_Exercise aim_
Would you return the data below exactly as it stands, with every picture left out?

[Data excerpts]
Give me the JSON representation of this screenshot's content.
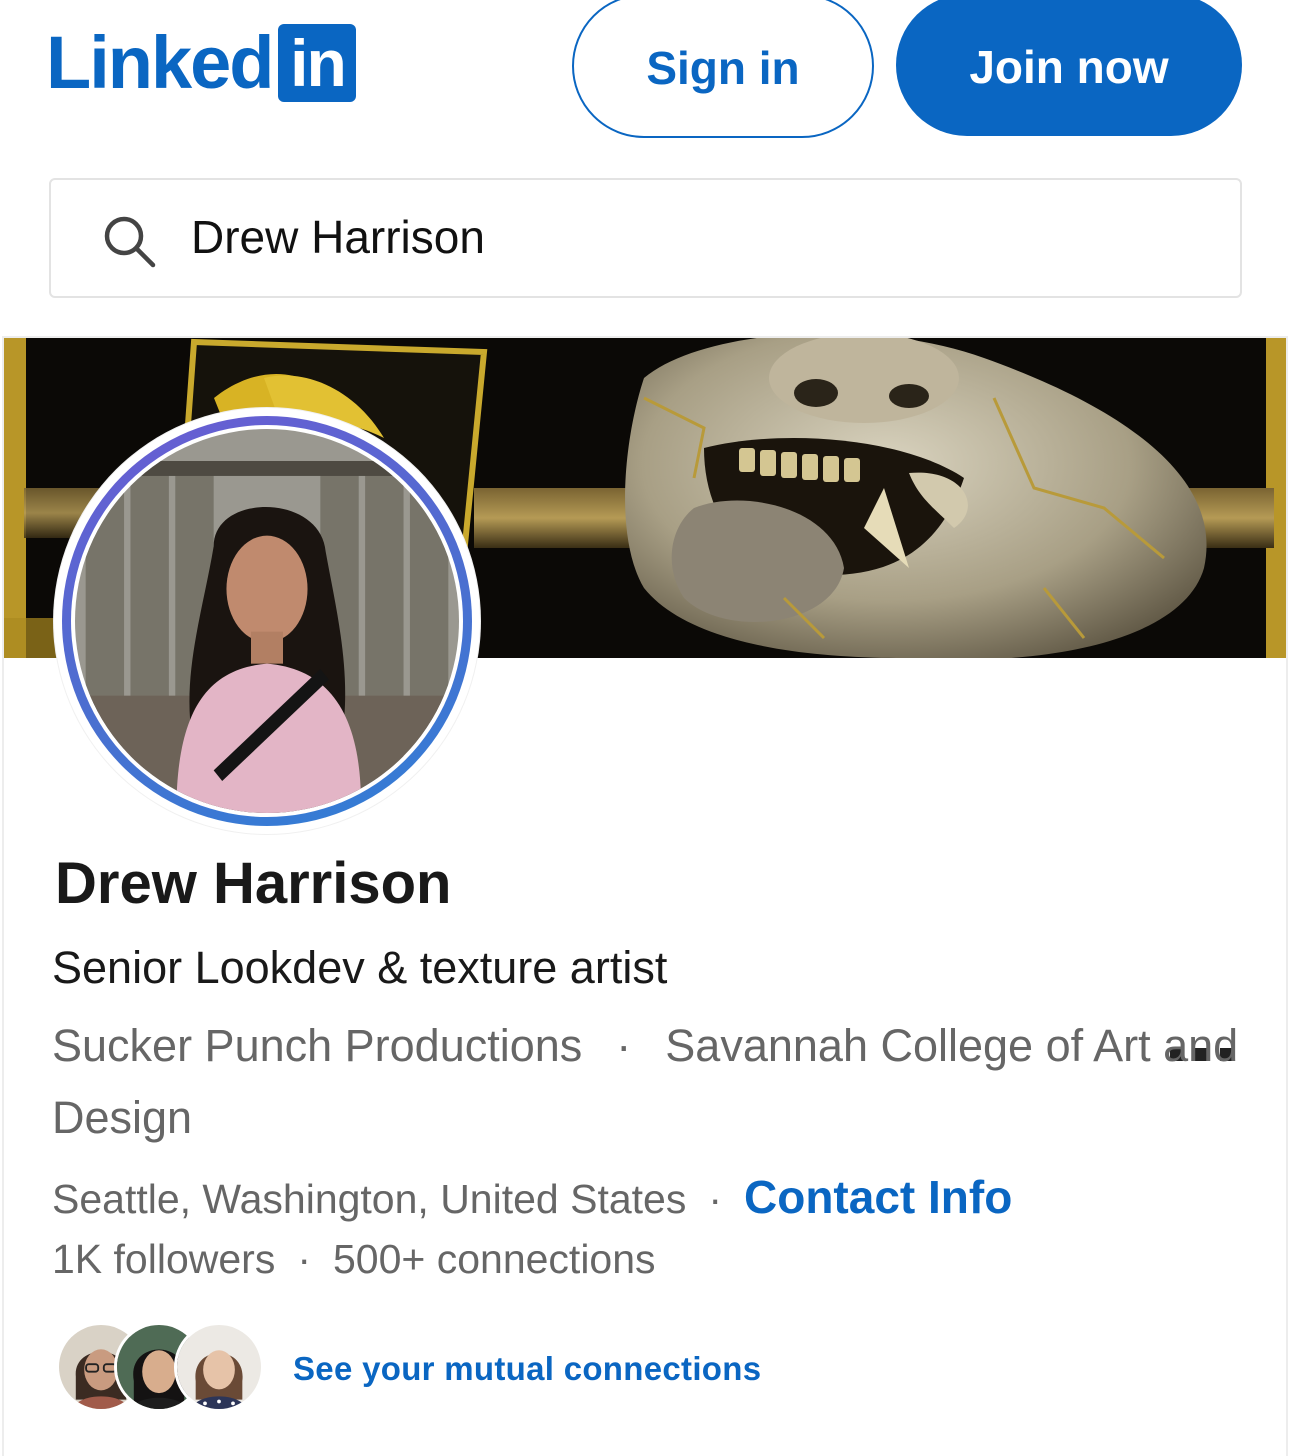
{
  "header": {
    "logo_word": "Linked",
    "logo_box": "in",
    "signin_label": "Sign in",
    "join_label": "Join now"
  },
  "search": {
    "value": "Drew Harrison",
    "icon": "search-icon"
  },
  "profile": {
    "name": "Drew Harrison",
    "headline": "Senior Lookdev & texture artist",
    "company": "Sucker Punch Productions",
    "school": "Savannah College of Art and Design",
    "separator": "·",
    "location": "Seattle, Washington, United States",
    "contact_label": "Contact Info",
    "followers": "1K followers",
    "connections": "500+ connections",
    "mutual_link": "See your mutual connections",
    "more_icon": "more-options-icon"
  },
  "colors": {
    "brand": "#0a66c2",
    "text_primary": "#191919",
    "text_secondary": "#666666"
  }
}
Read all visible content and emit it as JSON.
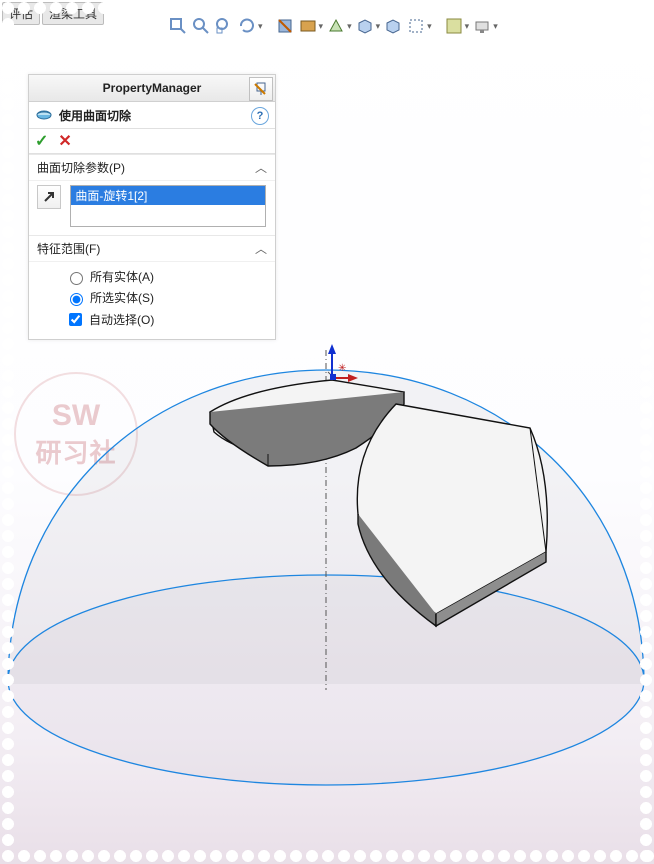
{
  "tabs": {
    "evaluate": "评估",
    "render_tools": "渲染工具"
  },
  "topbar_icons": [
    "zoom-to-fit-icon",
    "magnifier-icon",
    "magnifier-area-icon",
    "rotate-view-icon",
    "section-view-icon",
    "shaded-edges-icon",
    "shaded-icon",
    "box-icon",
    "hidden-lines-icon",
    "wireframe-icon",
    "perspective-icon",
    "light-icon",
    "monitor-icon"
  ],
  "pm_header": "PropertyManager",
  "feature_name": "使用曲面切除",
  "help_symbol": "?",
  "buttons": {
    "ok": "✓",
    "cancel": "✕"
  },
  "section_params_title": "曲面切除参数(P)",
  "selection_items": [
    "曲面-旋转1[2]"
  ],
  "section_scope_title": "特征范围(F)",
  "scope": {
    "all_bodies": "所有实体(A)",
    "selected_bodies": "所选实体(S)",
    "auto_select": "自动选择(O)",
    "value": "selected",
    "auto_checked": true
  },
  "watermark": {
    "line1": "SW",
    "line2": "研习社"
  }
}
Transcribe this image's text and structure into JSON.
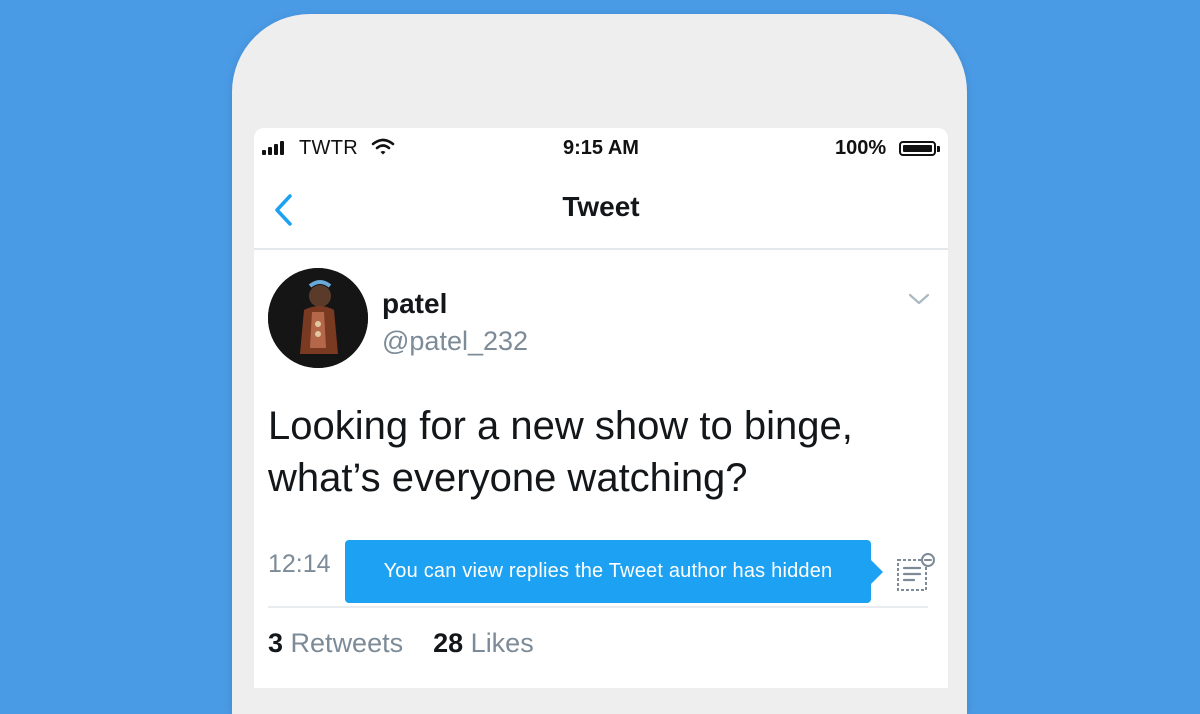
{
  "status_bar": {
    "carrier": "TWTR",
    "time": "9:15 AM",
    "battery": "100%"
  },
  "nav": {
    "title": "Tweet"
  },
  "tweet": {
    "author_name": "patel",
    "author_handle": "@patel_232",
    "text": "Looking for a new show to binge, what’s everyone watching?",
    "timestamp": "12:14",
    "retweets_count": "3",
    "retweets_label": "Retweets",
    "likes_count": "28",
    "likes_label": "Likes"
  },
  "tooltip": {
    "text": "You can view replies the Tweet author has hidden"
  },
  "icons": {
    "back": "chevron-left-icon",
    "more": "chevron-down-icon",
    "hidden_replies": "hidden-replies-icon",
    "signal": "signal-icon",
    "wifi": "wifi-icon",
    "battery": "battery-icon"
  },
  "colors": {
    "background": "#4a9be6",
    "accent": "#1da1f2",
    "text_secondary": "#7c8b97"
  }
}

_Response_
Give me the JSON representation of this screenshot's content.
{
  "header": {
    "logo_word": "Linked",
    "logo_box": "in",
    "signin_label": "Sign in",
    "join_label": "Join now"
  },
  "search": {
    "value": "Drew Harrison",
    "icon": "search-icon"
  },
  "profile": {
    "name": "Drew Harrison",
    "headline": "Senior Lookdev & texture artist",
    "company": "Sucker Punch Productions",
    "school": "Savannah College of Art and Design",
    "separator": "·",
    "location": "Seattle, Washington, United States",
    "contact_label": "Contact Info",
    "followers": "1K followers",
    "connections": "500+ connections",
    "mutual_link": "See your mutual connections",
    "more_icon": "more-options-icon"
  },
  "colors": {
    "brand": "#0a66c2",
    "text_primary": "#191919",
    "text_secondary": "#666666"
  }
}
Read all visible content and emit it as JSON.
{
  "tabs": {
    "evaluate": "评估",
    "render_tools": "渲染工具"
  },
  "topbar_icons": [
    "zoom-to-fit-icon",
    "magnifier-icon",
    "magnifier-area-icon",
    "rotate-view-icon",
    "section-view-icon",
    "shaded-edges-icon",
    "shaded-icon",
    "box-icon",
    "hidden-lines-icon",
    "wireframe-icon",
    "perspective-icon",
    "light-icon",
    "monitor-icon"
  ],
  "pm_header": "PropertyManager",
  "feature_name": "使用曲面切除",
  "help_symbol": "?",
  "buttons": {
    "ok": "✓",
    "cancel": "✕"
  },
  "section_params_title": "曲面切除参数(P)",
  "selection_items": [
    "曲面-旋转1[2]"
  ],
  "section_scope_title": "特征范围(F)",
  "scope": {
    "all_bodies": "所有实体(A)",
    "selected_bodies": "所选实体(S)",
    "auto_select": "自动选择(O)",
    "value": "selected",
    "auto_checked": true
  },
  "watermark": {
    "line1": "SW",
    "line2": "研习社"
  }
}
Transcribe this image's text and structure into JSON.
{
  "status_bar": {
    "carrier": "TWTR",
    "time": "9:15 AM",
    "battery": "100%"
  },
  "nav": {
    "title": "Tweet"
  },
  "tweet": {
    "author_name": "patel",
    "author_handle": "@patel_232",
    "text": "Looking for a new show to binge, what’s everyone watching?",
    "timestamp": "12:14",
    "retweets_count": "3",
    "retweets_label": "Retweets",
    "likes_count": "28",
    "likes_label": "Likes"
  },
  "tooltip": {
    "text": "You can view replies the Tweet author has hidden"
  },
  "icons": {
    "back": "chevron-left-icon",
    "more": "chevron-down-icon",
    "hidden_replies": "hidden-replies-icon",
    "signal": "signal-icon",
    "wifi": "wifi-icon",
    "battery": "battery-icon"
  },
  "colors": {
    "background": "#4a9be6",
    "accent": "#1da1f2",
    "text_secondary": "#7c8b97"
  }
}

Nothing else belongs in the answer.